Hammered dealt mostly with the plot to take down Thor. It didn’t feature Oberon or the widow or even his apprentice very much, so it was a bit different, but I felt like I got to know Gunnar and Leif more and get their back stories. I flew through the pages, but I have to admit that I missed Oberon. However, the end of the book drew me back in with the introduction of some strange presence in Arizona that I’m sure Atticus will have to address before moving elsewhere. I loved the back stories of the alchemist and the wizard and their personal issues with Thor, along with the various interactions with squirrels and frost giants. Atticus has a way with words and he makes any potentially dangerous situation a little safer with his comedic timing.

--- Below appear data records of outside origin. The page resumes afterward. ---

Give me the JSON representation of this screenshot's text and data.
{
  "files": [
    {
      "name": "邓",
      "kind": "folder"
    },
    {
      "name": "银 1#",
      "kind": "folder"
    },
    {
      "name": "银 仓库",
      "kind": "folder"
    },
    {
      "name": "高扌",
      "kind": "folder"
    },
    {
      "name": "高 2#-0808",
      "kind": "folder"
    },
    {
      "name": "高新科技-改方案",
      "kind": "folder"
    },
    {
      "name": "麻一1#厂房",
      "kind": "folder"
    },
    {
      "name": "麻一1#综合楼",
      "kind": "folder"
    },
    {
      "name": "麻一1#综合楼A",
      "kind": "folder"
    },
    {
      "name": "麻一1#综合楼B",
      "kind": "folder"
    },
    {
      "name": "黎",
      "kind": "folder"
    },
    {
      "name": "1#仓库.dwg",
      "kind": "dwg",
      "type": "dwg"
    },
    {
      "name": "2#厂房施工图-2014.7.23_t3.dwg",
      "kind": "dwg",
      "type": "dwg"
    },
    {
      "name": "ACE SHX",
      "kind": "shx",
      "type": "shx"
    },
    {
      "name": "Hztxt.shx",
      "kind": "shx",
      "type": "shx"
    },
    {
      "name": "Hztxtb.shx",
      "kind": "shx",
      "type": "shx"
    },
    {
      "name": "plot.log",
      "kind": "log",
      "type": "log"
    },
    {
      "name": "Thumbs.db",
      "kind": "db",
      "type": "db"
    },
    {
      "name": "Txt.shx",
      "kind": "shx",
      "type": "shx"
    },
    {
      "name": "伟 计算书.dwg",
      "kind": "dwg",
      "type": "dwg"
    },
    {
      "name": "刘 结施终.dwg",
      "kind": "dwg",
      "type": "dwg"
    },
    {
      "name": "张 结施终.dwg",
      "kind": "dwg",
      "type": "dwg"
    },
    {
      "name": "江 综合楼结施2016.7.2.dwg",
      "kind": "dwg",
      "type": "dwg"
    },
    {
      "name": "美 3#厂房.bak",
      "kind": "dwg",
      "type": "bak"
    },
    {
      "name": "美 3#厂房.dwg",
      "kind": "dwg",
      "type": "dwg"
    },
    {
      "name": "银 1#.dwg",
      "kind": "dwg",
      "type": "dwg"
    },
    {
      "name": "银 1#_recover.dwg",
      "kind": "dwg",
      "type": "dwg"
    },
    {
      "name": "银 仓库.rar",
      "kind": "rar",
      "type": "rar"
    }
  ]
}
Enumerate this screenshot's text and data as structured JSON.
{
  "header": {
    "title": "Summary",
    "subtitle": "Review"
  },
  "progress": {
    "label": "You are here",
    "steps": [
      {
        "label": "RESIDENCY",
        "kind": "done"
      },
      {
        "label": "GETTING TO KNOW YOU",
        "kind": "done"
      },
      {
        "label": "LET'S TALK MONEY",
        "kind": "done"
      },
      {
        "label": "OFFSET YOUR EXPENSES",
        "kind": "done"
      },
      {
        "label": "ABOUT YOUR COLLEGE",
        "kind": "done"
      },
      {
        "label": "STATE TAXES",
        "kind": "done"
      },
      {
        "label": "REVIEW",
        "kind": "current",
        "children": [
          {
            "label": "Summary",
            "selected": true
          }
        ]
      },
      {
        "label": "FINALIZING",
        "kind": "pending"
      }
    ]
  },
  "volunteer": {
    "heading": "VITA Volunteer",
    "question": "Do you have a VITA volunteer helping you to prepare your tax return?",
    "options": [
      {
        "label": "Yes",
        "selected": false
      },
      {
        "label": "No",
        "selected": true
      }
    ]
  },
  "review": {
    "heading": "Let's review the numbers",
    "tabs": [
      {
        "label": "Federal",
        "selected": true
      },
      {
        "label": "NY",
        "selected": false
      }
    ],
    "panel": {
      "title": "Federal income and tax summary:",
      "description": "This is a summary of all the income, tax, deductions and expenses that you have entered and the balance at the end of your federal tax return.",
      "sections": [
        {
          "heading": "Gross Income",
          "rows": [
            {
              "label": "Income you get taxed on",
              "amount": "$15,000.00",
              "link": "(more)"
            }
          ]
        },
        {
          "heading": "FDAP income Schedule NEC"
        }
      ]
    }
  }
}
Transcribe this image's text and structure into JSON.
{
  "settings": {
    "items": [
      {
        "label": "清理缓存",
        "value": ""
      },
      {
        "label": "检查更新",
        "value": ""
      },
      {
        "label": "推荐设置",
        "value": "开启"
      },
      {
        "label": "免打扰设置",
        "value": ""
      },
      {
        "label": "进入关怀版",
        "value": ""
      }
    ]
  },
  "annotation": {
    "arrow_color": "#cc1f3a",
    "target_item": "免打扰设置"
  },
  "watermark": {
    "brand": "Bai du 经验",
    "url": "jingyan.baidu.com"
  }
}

I recommend the Iron Druid Chronicles if you’re looking for a fun urban fantasy that is full of geek pop culture references (Jesus literally quotes Monty Python’s Holy Grail and I laughed out loud) and a charming and quite over the top hero who gets into all sorts of crazy shenanigans. I love the references to all sorts of mythology and religions and the way the author weaves them together and creates a variety of characters with their own motivations and goals. It’s great fun, but it can be too much to binge read the series. I don’t know that I could really handle it, so I have them on my shelves for when the mood strikes. I was in kind of a book rut and this series made me laugh so much and genuinely enjoy myself, revitalizing my reading life. The series is like a hilarious version of American Gods and Atticus even praises author Neil Gaiman at one point!